◆ **Supplied records**
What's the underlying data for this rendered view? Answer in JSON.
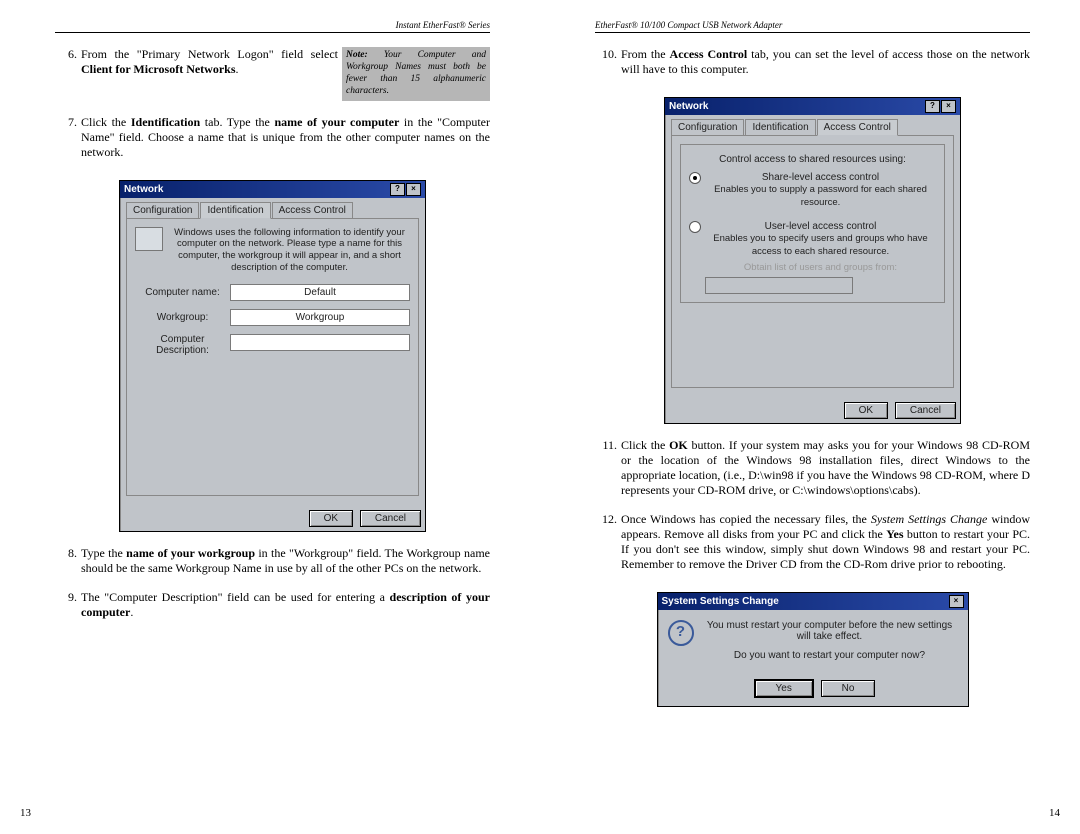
{
  "left": {
    "header": "Instant EtherFast® Series",
    "page_number": "13",
    "note": {
      "label": "Note:",
      "text": "Your Computer and Workgroup Names must both be fewer than 15 alphanumeric characters."
    },
    "step6": {
      "num": "6.",
      "pre": "From the \"Primary Network Logon\" field select ",
      "bold": "Client for Microsoft Networks",
      "post": "."
    },
    "step7": {
      "num": "7.",
      "t1": "Click the ",
      "b1": "Identification",
      "t2": " tab. Type the ",
      "b2": "name of your computer",
      "t3": " in the \"Computer Name\" field. Choose a name that is unique from the other computer names on the network."
    },
    "step8": {
      "num": "8.",
      "t1": "Type the ",
      "b1": "name of your workgroup",
      "t2": " in the \"Workgroup\" field. The Workgroup name should be the same Workgroup Name in use by all of the other PCs on the network."
    },
    "step9": {
      "num": "9.",
      "t1": "The \"Computer Description\" field can be used for entering a ",
      "b1": "description of your computer",
      "t2": "."
    },
    "dlg1": {
      "title": "Network",
      "help": "?",
      "close": "×",
      "tab_config": "Configuration",
      "tab_ident": "Identification",
      "tab_access": "Access Control",
      "info": "Windows uses the following information to identify your computer on the network. Please type a name for this computer, the workgroup it will appear in, and a short description of the computer.",
      "l_cname": "Computer name:",
      "v_cname": "Default",
      "l_wg": "Workgroup:",
      "v_wg": "Workgroup",
      "l_desc": "Computer Description:",
      "v_desc": "",
      "ok": "OK",
      "cancel": "Cancel"
    }
  },
  "right": {
    "header": "EtherFast® 10/100 Compact USB Network Adapter",
    "page_number": "14",
    "step10": {
      "num": "10.",
      "t1": "From the ",
      "b1": "Access Control",
      "t2": " tab, you can set the level of access those on the network will have to this computer."
    },
    "step11": {
      "num": "11.",
      "t1": "Click the ",
      "b1": "OK",
      "t2": " button. If your system may asks you for your Windows 98 CD-ROM or the location of the Windows 98 installation files, direct Windows to the appropriate location, (i.e., D:\\win98 if you have the Windows 98 CD-ROM, where D represents your CD-ROM drive, or C:\\windows\\options\\cabs)."
    },
    "step12": {
      "num": "12.",
      "t1": "Once Windows has copied the necessary files, the ",
      "i1": "System Settings Change",
      "t2": " window appears. Remove all disks from your PC and click the ",
      "b1": "Yes",
      "t3": " button to restart your PC. If you don't see this window, simply shut down Windows 98 and restart your PC. Remember to remove the Driver CD from the CD-Rom drive prior to rebooting."
    },
    "dlg2": {
      "title": "Network",
      "help": "?",
      "close": "×",
      "tab_config": "Configuration",
      "tab_ident": "Identification",
      "tab_access": "Access Control",
      "group_label": "Control access to shared resources using:",
      "r1": "Share-level access control",
      "r1_desc": "Enables you to supply a password for each shared resource.",
      "r2": "User-level access control",
      "r2_desc": "Enables you to specify users and groups who have access to each shared resource.",
      "r2_sub": "Obtain list of users and groups from:",
      "ok": "OK",
      "cancel": "Cancel"
    },
    "ssc": {
      "title": "System Settings Change",
      "close": "×",
      "msg1": "You must restart your computer before the new settings will take effect.",
      "msg2": "Do you want to restart your computer now?",
      "yes": "Yes",
      "no": "No",
      "q": "?"
    }
  }
}
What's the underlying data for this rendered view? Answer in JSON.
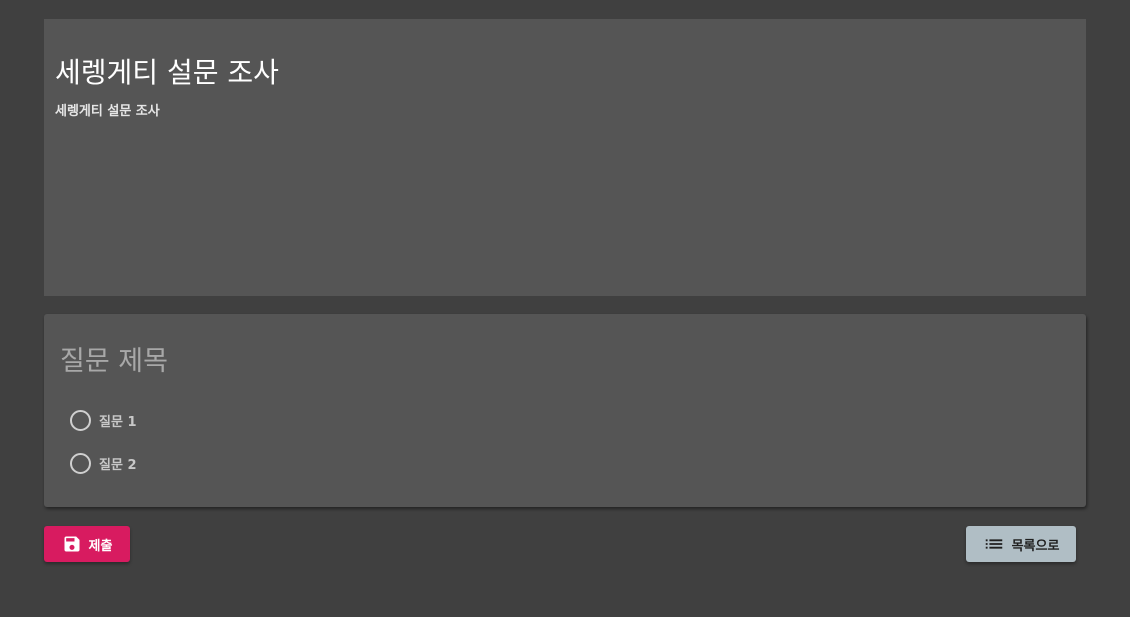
{
  "survey": {
    "title": "세렝게티 설문 조사",
    "description": "세렝게티 설문 조사"
  },
  "question": {
    "title": "질문 제목",
    "options": [
      {
        "label": "질문 1",
        "selected": false
      },
      {
        "label": "질문 2",
        "selected": false
      }
    ]
  },
  "actions": {
    "submit_label": "제출",
    "submit_icon": "save-icon",
    "back_to_list_label": "목록으로",
    "back_to_list_icon": "list-icon"
  },
  "colors": {
    "background": "#404040",
    "card": "#555555",
    "submit": "#d81b60",
    "list_button": "#b0bec5"
  }
}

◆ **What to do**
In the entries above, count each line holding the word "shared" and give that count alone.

◆ **Expected output**
3